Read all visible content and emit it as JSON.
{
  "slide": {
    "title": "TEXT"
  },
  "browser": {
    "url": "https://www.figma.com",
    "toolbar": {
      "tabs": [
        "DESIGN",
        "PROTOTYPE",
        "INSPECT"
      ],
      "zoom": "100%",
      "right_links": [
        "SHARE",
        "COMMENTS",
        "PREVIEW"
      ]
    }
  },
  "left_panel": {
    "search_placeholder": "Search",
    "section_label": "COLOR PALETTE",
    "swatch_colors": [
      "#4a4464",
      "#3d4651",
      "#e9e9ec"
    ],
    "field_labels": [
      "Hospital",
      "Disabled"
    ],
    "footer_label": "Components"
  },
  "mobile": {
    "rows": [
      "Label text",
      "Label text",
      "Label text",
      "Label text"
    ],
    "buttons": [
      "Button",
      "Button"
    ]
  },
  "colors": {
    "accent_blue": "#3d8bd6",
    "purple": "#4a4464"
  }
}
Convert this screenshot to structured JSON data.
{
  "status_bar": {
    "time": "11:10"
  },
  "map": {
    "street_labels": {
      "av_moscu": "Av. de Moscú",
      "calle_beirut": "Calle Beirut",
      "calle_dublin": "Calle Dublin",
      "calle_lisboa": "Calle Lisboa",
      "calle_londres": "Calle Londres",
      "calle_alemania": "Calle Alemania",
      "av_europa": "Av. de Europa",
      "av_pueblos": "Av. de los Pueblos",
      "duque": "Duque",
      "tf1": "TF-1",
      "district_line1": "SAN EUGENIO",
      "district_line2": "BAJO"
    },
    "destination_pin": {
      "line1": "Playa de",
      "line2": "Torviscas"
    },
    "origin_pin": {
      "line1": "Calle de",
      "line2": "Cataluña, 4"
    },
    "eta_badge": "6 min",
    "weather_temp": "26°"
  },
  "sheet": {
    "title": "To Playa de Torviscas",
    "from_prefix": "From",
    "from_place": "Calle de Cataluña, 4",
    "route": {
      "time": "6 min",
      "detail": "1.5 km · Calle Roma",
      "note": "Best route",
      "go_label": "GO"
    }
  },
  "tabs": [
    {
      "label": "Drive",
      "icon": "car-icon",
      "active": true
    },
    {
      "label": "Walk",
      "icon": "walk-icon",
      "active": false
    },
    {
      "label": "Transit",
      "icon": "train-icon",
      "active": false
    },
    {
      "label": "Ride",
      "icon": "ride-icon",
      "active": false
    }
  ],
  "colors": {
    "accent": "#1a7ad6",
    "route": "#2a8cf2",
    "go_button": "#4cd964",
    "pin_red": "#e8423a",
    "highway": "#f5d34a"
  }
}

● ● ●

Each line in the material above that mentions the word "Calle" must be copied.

▶ ANSWER BELOW
      "calle_beirut": "Calle Beirut",
      "calle_dublin": "Calle Dublin",
      "calle_lisboa": "Calle Lisboa",
      "calle_londres": "Calle Londres",
      "calle_alemania": "Calle Alemania",
      "line1": "Calle de",
    "from_place": "Calle de Cataluña, 4",
      "detail": "1.5 km · Calle Roma",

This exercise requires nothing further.